TASK PROMPT: Copy each line from the records below in which the word "glyph" is found.

══ DATA TO EXAMINE ══

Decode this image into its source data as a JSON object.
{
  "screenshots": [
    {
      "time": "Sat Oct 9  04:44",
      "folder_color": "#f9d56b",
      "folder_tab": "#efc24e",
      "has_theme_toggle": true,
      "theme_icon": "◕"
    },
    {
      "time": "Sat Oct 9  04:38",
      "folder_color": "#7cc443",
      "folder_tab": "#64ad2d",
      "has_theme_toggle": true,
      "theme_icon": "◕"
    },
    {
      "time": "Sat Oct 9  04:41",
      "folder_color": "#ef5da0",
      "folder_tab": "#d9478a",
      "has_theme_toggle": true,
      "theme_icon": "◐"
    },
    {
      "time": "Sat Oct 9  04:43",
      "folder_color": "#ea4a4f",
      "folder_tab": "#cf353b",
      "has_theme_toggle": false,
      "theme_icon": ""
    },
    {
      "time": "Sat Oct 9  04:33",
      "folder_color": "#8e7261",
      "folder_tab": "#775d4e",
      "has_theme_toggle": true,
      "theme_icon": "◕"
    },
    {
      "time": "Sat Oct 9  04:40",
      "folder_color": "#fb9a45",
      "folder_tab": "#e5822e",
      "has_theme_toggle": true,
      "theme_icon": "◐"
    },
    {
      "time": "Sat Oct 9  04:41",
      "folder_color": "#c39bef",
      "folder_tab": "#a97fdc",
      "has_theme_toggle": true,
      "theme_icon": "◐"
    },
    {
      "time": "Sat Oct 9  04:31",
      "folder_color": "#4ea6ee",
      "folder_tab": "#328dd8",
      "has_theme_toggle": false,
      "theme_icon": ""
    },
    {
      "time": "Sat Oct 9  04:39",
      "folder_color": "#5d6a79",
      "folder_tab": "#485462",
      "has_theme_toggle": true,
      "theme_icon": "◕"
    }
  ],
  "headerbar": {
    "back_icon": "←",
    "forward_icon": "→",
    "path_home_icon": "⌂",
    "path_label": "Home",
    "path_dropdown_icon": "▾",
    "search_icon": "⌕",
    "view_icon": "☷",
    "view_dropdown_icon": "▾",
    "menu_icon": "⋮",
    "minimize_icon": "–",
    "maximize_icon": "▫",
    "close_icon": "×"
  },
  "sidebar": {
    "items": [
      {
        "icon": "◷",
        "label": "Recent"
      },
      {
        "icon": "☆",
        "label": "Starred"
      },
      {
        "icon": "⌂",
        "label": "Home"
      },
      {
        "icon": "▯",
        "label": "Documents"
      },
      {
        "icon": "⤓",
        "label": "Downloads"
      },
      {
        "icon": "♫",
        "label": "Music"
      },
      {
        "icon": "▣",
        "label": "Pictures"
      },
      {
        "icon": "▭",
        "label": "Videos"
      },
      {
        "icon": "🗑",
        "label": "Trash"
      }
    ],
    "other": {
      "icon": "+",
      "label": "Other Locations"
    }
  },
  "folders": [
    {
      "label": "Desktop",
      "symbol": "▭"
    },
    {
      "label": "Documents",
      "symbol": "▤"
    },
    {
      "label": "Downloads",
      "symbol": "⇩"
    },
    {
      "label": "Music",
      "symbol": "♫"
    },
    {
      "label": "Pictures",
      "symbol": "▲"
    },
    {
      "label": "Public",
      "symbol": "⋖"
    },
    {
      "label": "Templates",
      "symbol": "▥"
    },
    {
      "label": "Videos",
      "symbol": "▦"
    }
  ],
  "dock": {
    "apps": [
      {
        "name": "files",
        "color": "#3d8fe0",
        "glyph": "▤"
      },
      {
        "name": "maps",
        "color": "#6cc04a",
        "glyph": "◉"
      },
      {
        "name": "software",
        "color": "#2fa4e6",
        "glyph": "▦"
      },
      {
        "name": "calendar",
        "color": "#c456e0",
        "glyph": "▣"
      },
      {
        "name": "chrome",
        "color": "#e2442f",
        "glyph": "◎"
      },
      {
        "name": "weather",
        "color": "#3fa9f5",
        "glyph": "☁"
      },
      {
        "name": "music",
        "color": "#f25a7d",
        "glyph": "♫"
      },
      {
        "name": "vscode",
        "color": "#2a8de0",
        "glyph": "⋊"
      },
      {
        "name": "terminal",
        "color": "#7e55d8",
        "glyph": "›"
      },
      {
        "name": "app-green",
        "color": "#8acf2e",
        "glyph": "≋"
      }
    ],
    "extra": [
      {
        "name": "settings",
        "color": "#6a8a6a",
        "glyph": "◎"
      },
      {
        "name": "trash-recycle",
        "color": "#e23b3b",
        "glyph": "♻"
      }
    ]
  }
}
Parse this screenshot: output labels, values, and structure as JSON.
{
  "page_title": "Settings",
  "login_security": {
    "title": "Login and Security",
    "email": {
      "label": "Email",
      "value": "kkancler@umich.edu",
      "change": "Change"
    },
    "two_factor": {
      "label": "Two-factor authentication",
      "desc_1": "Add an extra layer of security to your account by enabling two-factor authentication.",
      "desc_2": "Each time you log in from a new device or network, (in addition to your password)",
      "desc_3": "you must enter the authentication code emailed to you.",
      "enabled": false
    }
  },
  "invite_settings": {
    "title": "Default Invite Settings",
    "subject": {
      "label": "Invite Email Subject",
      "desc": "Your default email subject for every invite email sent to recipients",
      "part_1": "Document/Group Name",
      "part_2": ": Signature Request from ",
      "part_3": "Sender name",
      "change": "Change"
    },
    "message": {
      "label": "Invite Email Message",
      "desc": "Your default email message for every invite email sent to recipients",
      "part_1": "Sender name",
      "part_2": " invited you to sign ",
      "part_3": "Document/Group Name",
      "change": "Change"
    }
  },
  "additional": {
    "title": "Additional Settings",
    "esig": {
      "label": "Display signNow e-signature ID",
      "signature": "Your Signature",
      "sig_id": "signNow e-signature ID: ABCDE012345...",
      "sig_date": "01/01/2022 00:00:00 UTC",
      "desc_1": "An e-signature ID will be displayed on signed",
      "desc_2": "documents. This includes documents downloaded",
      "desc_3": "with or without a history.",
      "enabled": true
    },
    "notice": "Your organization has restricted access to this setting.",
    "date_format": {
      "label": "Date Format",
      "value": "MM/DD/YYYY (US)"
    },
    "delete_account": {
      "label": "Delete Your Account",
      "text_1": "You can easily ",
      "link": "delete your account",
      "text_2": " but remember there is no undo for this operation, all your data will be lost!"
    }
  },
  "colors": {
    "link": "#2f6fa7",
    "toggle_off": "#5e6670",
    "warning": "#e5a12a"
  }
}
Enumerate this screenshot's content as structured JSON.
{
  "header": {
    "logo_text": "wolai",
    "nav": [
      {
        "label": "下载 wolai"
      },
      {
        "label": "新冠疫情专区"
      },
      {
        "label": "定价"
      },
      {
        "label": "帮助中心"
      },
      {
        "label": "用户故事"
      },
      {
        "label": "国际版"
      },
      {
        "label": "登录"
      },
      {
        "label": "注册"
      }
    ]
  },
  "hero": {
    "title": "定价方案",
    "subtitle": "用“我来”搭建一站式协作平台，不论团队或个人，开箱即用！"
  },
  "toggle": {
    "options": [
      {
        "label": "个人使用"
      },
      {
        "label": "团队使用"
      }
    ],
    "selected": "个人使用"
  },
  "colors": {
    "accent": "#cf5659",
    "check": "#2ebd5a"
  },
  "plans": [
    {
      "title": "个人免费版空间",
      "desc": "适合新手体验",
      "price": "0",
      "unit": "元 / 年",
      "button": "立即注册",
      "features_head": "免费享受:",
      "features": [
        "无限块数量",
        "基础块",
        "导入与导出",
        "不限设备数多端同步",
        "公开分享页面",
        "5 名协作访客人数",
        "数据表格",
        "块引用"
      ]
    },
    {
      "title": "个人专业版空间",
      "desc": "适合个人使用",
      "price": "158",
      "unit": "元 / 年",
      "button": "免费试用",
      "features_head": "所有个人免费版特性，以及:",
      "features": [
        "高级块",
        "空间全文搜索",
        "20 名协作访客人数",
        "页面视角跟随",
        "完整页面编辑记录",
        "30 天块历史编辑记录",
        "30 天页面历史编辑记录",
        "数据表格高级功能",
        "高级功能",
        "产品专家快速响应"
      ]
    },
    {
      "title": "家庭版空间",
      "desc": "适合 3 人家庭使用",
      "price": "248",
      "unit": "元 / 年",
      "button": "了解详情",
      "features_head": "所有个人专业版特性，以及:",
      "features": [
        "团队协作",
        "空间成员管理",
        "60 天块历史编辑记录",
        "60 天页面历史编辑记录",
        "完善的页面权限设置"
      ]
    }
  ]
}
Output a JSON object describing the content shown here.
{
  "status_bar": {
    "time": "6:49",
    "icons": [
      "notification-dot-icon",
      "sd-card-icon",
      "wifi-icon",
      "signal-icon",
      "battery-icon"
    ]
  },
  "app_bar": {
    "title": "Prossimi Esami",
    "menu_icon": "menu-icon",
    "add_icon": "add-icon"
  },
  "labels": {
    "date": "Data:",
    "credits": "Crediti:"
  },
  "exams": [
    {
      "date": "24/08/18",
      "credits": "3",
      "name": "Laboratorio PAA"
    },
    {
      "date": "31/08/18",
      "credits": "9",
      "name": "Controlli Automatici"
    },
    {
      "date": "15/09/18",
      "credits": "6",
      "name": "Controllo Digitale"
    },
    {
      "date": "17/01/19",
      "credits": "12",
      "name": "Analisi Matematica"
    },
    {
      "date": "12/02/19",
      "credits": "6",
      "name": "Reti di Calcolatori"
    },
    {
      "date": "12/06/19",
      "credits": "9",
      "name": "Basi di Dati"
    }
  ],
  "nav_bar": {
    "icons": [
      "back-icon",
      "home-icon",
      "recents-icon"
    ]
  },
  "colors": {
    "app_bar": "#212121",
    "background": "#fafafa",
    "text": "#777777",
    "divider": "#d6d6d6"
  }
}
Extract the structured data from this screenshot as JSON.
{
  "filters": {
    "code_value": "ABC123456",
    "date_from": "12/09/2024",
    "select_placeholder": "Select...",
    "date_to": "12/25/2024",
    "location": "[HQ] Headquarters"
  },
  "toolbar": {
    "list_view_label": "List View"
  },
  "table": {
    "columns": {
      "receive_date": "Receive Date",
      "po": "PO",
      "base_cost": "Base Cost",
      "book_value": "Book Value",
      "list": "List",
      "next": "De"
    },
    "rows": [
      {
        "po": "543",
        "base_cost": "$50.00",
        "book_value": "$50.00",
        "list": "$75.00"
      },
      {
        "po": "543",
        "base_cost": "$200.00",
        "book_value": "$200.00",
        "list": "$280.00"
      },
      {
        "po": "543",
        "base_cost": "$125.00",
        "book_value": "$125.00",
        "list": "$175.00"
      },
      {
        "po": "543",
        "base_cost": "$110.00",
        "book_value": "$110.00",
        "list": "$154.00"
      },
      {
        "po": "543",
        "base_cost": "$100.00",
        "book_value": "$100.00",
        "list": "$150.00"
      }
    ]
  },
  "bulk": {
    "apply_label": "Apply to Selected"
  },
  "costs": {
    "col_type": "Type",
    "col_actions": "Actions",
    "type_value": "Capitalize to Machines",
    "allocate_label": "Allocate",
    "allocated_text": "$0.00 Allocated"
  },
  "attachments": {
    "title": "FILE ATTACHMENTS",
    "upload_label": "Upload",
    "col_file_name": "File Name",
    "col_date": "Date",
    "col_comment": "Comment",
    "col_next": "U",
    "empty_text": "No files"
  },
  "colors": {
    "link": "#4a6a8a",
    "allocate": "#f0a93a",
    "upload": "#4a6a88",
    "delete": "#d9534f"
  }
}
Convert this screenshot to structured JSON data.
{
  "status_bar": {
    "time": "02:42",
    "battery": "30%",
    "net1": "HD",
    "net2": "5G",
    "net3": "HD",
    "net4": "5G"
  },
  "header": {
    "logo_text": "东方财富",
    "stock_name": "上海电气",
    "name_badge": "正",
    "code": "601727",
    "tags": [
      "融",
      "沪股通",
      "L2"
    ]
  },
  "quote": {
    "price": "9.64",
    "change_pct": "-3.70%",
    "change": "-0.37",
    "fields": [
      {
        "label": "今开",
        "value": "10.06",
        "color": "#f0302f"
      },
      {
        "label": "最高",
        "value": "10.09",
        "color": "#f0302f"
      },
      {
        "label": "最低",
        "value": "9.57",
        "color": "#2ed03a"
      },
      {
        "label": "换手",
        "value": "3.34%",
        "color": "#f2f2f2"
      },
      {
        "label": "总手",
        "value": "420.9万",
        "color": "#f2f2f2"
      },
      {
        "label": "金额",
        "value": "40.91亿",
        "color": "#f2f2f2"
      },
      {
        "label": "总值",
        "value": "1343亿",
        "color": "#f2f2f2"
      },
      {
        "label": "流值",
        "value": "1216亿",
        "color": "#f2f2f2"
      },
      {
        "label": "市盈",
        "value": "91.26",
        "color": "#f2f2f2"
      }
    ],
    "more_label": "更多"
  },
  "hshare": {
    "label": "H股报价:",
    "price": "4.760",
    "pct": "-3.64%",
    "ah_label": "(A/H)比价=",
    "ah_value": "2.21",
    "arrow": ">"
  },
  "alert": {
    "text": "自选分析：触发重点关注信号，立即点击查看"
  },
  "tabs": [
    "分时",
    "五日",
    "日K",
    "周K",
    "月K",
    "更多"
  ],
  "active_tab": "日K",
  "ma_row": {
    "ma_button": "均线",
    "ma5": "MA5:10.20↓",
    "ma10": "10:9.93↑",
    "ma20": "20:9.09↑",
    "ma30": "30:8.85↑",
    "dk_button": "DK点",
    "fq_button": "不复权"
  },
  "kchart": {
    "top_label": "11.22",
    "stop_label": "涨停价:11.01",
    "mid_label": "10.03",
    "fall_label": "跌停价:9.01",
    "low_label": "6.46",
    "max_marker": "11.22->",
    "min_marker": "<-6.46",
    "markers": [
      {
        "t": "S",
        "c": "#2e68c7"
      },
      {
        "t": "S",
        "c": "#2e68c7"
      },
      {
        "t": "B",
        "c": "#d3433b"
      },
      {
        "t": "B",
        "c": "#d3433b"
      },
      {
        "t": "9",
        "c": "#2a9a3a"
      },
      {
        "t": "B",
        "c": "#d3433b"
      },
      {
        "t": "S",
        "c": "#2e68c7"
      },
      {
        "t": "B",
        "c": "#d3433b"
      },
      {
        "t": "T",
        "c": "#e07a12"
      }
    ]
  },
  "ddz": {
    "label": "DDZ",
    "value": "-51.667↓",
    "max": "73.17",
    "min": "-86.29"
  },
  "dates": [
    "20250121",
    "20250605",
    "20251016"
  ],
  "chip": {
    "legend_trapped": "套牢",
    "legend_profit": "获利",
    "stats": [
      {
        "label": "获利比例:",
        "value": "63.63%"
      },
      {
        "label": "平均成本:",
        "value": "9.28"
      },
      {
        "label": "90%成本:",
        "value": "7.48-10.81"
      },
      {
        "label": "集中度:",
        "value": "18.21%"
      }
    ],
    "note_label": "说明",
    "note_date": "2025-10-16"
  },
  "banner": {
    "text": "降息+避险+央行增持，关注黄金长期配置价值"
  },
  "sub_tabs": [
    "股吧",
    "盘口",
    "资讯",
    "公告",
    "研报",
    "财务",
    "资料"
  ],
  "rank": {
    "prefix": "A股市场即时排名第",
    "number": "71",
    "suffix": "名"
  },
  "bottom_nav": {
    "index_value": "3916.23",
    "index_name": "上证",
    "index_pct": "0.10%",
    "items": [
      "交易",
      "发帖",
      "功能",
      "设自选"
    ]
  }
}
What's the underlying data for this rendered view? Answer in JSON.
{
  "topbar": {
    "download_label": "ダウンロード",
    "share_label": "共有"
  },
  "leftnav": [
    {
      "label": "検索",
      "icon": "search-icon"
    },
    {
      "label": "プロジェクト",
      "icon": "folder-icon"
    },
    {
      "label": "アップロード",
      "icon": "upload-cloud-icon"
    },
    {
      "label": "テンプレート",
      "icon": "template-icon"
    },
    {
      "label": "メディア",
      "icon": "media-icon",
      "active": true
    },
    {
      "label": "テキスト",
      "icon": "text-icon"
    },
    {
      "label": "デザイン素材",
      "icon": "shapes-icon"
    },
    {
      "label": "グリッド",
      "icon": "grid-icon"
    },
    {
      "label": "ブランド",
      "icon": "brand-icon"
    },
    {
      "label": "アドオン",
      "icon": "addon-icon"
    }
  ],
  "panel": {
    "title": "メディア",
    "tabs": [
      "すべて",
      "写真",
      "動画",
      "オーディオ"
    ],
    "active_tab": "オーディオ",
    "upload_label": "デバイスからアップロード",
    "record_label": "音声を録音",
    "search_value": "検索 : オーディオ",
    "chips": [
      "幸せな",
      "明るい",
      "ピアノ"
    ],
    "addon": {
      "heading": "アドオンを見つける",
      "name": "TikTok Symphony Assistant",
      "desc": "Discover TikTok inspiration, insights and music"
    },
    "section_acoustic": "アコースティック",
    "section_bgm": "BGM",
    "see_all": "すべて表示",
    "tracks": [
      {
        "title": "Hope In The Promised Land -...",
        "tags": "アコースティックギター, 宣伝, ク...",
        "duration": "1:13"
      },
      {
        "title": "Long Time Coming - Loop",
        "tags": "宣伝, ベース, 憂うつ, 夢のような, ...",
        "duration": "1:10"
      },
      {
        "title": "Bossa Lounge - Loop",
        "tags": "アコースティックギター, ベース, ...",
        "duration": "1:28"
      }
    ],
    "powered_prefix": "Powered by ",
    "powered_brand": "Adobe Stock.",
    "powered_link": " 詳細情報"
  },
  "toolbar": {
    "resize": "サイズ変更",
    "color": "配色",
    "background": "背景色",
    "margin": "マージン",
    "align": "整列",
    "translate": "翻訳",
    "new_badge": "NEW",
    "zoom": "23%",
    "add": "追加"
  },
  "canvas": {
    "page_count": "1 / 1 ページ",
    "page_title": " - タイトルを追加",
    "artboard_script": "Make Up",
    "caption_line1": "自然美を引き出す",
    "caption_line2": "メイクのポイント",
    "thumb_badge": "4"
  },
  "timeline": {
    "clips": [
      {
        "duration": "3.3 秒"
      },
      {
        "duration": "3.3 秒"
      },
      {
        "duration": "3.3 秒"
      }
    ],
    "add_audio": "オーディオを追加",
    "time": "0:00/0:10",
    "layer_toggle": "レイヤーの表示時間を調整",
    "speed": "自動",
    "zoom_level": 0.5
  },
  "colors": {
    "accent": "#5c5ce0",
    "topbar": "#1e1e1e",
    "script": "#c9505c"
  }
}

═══

TASK ANSWER:
        "glyph": "▤"
        "glyph": "◉"
        "glyph": "▦"
        "glyph": "▣"
        "glyph": "◎"
        "glyph": "☁"
        "glyph": "♫"
        "glyph": "⋊"
        "glyph": "›"
        "glyph": "≋"
        "glyph": "◎"
        "glyph": "♻"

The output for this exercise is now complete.